▶ WORK INSTRUCTION:
In the data below, which lines hold the word "subtitle"? Copy them.

### DATASET EXTRACT

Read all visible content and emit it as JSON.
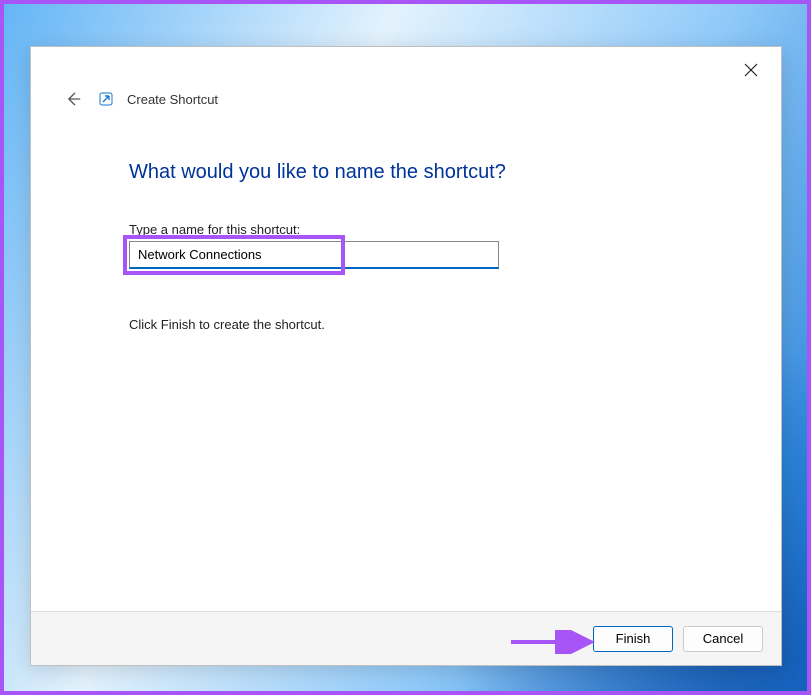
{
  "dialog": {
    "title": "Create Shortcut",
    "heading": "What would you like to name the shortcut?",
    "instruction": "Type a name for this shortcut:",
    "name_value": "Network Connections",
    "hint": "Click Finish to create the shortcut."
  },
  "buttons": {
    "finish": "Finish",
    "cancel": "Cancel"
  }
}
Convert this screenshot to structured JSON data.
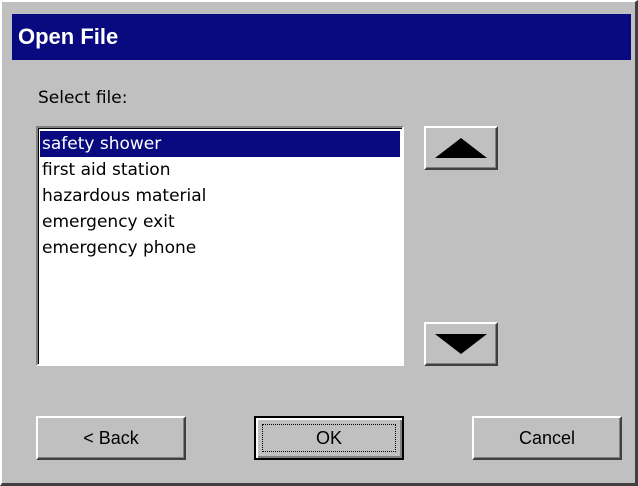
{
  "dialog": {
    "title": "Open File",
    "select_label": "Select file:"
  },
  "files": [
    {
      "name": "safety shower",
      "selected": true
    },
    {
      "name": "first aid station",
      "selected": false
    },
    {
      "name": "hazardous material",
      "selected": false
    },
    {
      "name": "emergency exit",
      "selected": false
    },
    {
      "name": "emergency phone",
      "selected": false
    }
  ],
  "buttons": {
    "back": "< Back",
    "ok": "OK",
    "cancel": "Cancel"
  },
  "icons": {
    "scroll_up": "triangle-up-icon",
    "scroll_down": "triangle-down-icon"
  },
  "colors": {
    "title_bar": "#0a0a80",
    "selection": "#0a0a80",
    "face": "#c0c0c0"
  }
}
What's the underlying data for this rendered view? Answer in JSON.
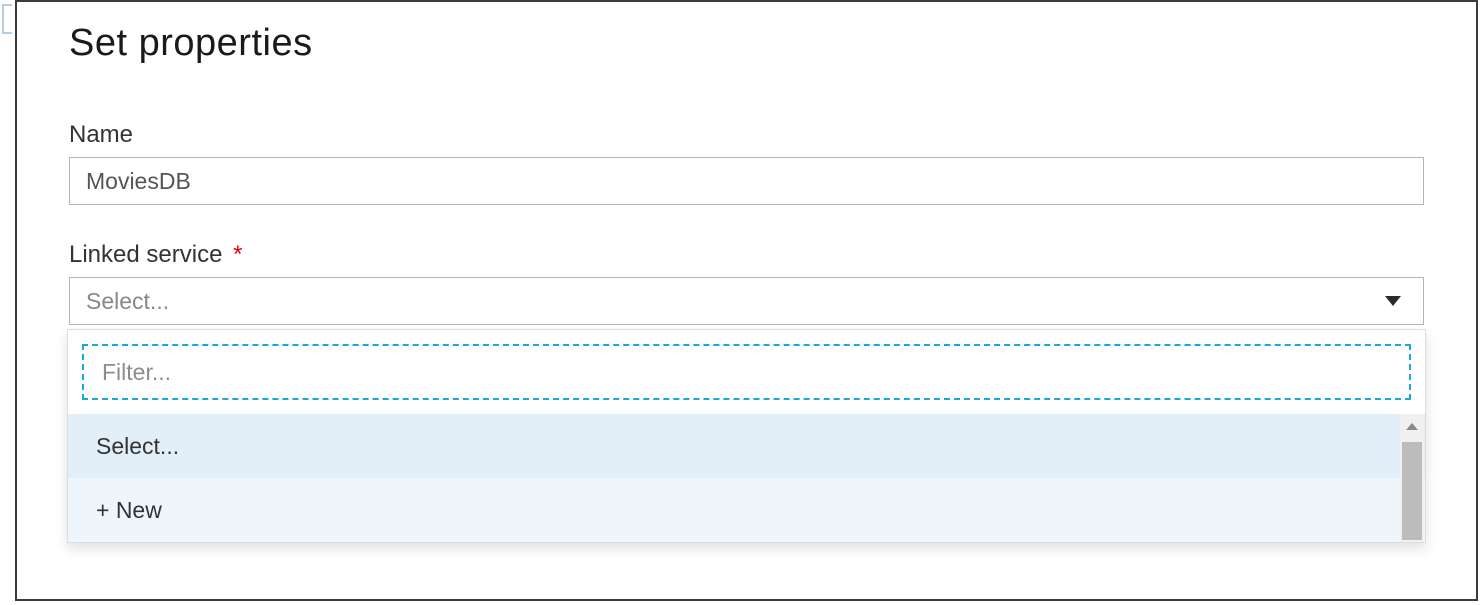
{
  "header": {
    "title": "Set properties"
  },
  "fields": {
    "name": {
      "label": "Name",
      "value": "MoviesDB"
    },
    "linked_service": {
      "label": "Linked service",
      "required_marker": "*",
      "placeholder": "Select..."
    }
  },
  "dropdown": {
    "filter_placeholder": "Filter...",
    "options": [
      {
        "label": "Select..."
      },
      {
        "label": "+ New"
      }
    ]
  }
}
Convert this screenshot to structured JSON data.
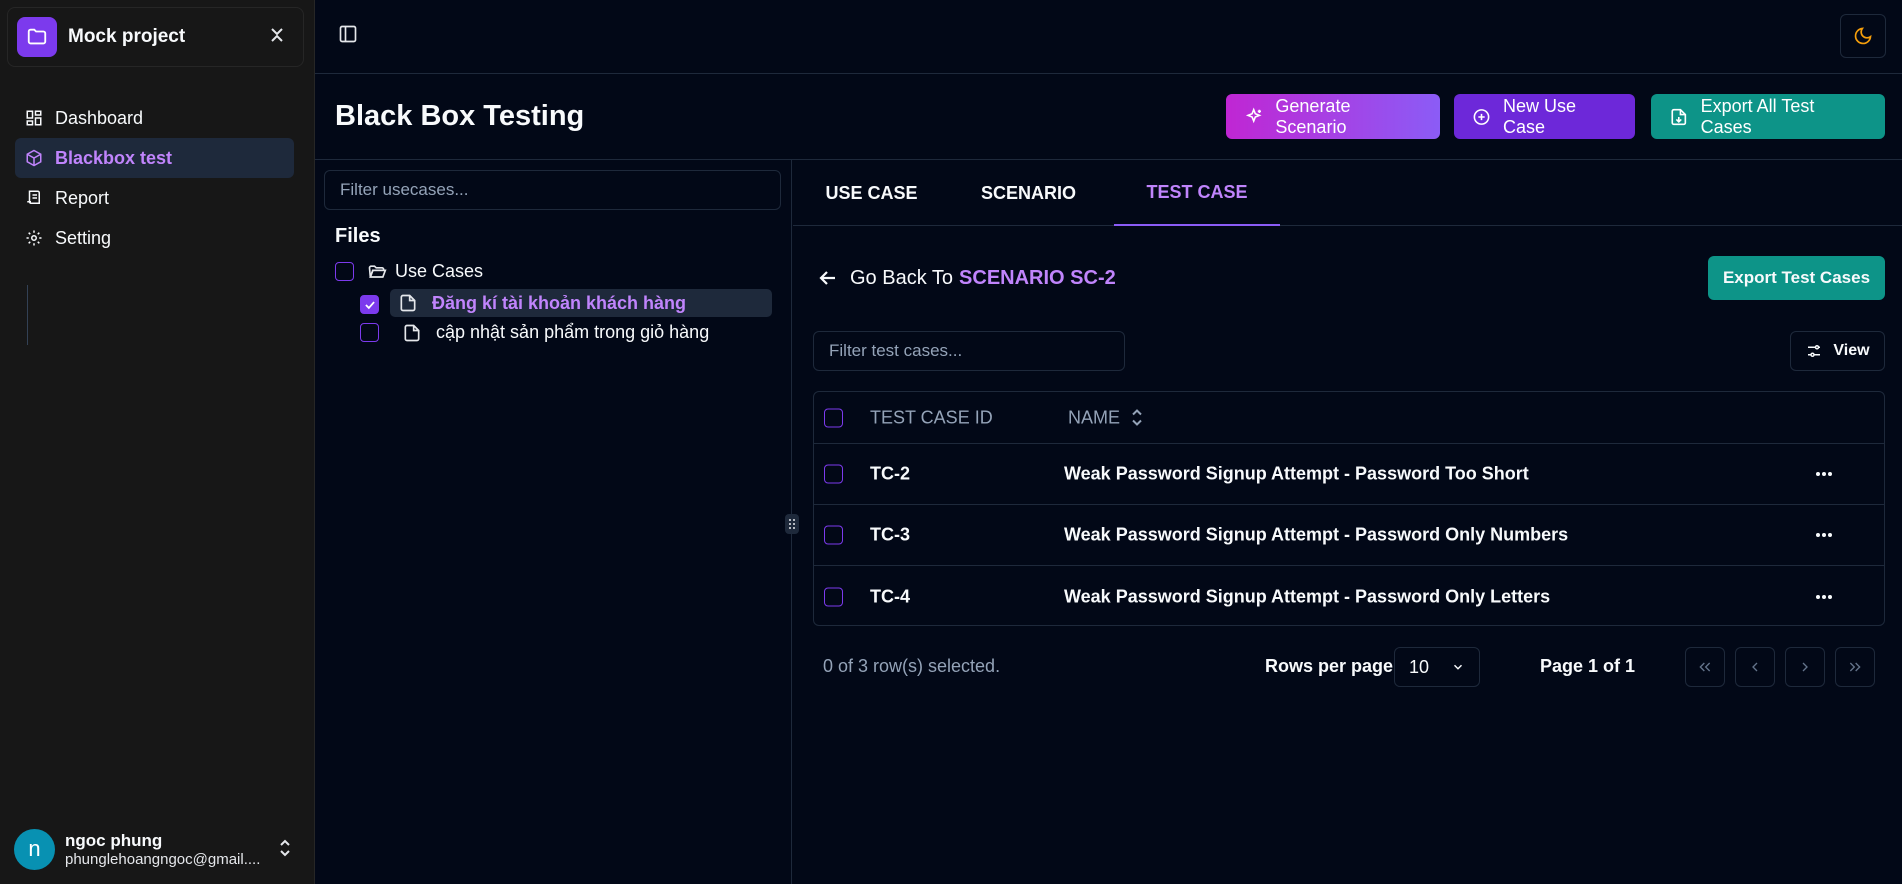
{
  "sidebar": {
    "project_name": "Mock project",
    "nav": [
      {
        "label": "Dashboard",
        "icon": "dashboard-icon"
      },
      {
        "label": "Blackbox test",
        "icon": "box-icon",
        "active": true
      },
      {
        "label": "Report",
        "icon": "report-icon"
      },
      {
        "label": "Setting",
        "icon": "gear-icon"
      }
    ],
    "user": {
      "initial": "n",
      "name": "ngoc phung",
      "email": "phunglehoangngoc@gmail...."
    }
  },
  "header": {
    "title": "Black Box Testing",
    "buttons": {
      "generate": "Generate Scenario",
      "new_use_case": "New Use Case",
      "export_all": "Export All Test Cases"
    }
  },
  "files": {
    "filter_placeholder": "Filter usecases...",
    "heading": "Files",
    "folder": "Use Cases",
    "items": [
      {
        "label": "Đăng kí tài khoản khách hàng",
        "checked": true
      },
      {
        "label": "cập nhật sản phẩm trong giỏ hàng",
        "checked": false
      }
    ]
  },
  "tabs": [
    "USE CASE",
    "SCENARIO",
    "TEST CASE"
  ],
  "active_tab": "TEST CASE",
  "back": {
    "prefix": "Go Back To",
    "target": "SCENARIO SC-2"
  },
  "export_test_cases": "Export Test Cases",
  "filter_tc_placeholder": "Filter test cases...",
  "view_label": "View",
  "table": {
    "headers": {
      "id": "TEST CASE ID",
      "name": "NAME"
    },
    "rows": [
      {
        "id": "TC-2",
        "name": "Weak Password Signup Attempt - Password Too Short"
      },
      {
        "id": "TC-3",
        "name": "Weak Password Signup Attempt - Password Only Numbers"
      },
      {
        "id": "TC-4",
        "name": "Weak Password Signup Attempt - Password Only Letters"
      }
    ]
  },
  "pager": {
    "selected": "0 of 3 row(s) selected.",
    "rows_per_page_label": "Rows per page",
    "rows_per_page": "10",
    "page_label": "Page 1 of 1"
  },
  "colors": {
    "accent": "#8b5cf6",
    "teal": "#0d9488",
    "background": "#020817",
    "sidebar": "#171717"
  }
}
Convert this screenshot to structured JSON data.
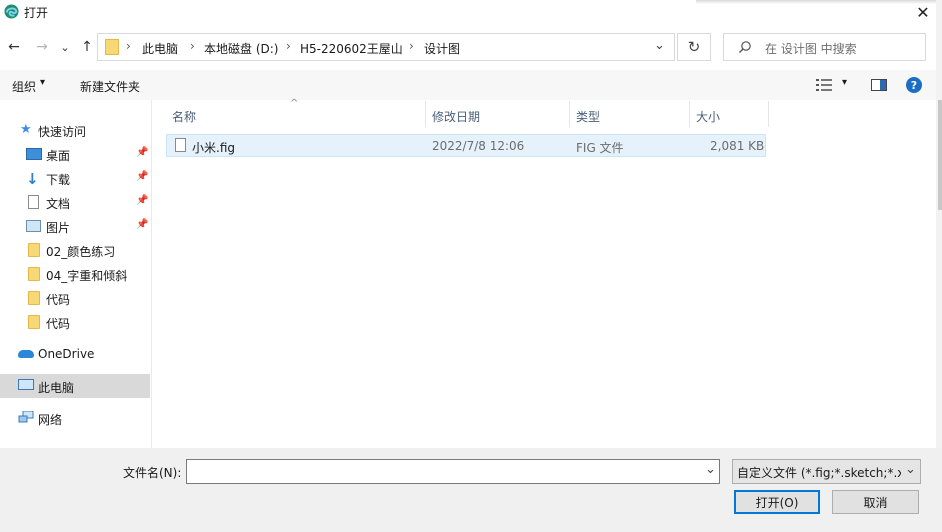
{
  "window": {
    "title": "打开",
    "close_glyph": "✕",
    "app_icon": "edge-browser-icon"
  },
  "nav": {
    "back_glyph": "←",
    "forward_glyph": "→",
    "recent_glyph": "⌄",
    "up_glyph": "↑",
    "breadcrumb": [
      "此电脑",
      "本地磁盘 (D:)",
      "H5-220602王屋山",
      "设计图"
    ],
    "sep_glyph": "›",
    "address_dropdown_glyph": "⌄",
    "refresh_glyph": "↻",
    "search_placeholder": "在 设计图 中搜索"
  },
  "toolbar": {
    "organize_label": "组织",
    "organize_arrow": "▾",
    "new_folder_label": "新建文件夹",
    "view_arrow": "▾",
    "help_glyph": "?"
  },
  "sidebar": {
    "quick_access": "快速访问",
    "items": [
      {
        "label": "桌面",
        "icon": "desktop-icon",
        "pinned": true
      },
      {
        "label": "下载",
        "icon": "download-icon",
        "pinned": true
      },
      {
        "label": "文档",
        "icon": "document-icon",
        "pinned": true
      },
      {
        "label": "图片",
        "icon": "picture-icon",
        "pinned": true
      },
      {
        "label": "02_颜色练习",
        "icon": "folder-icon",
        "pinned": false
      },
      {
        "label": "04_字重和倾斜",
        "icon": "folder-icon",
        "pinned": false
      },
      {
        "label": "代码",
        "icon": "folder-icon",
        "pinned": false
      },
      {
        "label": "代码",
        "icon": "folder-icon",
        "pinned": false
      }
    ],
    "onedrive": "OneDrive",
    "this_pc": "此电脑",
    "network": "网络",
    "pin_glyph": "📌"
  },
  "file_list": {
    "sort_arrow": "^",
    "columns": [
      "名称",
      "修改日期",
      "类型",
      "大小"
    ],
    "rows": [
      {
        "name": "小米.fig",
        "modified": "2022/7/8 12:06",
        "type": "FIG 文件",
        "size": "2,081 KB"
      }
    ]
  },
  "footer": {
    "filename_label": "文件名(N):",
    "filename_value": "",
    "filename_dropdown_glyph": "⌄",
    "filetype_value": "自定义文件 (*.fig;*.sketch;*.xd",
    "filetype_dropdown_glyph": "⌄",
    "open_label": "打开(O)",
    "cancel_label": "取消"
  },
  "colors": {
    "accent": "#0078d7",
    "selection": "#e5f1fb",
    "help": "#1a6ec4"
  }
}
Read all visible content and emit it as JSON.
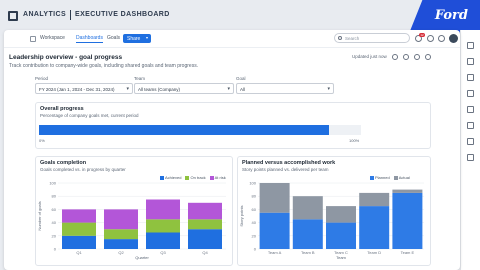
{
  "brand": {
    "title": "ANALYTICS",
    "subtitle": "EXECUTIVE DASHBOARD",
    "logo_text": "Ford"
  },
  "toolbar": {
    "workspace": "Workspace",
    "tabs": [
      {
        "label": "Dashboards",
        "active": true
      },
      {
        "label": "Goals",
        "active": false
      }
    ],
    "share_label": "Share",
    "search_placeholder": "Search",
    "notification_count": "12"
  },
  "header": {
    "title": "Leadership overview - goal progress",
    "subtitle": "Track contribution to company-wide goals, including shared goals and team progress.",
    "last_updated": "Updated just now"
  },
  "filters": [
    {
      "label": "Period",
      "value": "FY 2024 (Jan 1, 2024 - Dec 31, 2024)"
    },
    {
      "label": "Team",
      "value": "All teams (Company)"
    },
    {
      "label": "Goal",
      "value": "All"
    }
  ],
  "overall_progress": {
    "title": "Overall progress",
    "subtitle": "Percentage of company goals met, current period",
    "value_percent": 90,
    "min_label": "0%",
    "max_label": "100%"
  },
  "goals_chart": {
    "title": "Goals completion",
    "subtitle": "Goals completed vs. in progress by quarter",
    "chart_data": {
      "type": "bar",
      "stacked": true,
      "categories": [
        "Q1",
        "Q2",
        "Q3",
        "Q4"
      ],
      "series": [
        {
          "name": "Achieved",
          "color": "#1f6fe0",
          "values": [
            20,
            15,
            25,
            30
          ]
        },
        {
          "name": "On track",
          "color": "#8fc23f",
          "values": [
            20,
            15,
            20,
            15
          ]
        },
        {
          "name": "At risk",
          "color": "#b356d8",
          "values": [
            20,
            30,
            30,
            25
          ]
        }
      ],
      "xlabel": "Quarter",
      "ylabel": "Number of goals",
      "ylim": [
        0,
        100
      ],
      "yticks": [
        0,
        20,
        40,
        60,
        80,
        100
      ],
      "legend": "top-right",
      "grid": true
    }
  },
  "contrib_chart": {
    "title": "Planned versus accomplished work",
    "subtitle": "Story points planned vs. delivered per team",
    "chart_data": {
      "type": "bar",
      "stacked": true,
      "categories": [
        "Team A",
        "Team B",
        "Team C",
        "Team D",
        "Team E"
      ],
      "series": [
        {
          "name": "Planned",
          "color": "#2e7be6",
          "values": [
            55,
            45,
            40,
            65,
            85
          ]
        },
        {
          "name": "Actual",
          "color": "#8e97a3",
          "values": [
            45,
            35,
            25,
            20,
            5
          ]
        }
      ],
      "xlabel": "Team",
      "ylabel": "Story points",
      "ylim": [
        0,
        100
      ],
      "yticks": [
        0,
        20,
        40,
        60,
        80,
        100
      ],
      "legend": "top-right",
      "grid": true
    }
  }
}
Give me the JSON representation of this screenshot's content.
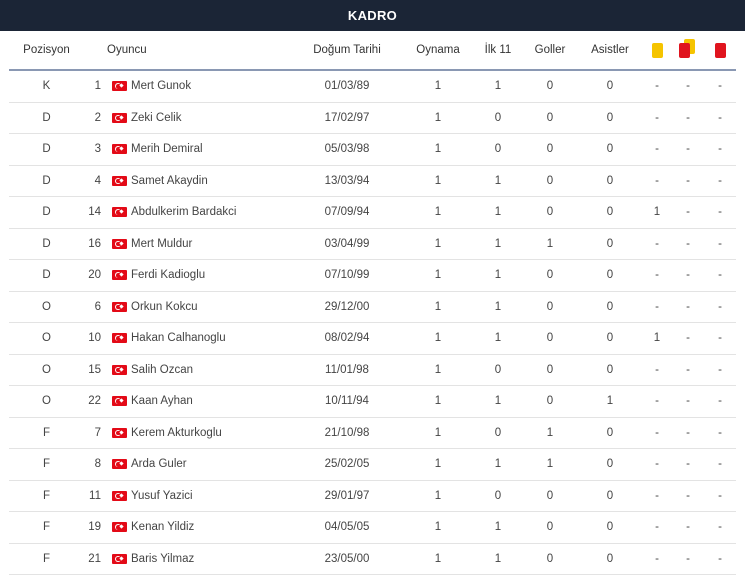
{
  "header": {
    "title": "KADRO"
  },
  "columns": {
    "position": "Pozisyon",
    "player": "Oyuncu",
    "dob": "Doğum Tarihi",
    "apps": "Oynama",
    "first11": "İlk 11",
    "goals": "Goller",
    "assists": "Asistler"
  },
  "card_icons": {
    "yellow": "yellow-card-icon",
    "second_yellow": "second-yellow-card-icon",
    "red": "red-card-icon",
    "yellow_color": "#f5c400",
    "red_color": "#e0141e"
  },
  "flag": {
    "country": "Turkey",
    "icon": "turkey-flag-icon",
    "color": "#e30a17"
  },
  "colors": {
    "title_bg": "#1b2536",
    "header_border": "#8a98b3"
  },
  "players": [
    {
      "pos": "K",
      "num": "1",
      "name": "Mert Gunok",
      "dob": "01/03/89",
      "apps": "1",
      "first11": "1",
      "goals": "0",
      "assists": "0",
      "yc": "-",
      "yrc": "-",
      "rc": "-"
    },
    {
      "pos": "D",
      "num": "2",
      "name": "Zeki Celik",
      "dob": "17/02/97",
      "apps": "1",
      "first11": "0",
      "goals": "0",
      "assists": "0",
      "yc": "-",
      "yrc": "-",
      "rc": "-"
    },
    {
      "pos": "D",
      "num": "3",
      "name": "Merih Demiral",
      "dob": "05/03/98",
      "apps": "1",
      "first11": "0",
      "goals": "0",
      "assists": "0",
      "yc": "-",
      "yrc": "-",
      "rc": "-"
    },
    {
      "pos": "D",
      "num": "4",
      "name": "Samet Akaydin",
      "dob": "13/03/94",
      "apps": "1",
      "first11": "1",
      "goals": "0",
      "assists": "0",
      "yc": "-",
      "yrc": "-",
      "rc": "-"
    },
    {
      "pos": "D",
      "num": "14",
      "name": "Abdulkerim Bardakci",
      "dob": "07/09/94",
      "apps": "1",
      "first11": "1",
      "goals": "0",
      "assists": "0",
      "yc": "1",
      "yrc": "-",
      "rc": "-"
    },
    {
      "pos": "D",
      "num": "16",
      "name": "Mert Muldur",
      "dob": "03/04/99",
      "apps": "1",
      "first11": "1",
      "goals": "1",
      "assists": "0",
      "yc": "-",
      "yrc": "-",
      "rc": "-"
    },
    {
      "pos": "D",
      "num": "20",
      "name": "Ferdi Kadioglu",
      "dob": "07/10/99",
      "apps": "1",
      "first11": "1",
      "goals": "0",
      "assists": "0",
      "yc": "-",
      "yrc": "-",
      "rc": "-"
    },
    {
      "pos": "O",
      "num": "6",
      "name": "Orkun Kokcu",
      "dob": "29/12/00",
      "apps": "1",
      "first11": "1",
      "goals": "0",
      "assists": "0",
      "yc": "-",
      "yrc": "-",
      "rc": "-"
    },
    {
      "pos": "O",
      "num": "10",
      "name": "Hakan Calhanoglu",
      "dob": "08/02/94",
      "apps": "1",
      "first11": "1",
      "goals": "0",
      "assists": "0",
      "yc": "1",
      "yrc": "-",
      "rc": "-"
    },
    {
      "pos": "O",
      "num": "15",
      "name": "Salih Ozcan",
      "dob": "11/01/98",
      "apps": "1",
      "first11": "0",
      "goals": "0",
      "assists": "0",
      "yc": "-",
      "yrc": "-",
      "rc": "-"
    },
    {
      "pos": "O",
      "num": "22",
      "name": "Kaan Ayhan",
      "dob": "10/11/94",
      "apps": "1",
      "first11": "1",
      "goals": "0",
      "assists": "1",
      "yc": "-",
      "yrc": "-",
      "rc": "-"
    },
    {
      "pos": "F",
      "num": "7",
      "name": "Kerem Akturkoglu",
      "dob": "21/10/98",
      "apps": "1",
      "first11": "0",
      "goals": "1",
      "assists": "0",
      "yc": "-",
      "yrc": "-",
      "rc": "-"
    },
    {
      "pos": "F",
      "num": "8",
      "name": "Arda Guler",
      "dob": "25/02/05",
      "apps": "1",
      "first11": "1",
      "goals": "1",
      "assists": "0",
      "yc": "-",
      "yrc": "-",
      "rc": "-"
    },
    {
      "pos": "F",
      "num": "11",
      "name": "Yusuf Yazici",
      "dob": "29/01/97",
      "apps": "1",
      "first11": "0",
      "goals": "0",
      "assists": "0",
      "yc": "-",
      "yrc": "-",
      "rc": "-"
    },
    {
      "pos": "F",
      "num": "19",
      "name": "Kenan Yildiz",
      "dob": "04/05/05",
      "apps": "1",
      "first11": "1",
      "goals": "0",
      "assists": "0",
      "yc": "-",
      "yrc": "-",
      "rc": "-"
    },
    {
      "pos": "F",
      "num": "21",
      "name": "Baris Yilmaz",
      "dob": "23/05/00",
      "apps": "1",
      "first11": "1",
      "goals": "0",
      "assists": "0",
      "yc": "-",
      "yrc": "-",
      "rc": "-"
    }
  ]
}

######

▶ SOLUTION:
    "subtitle": "EXECUTIVE DASHBOARD",
    "subtitle": "Track contribution to company-wide goals, including shared goals and team progress.",
    "subtitle": "Percentage of company goals met, current period",
    "subtitle": "Goals completed vs. in progress by quarter",
    "subtitle": "Story points planned vs. delivered per team",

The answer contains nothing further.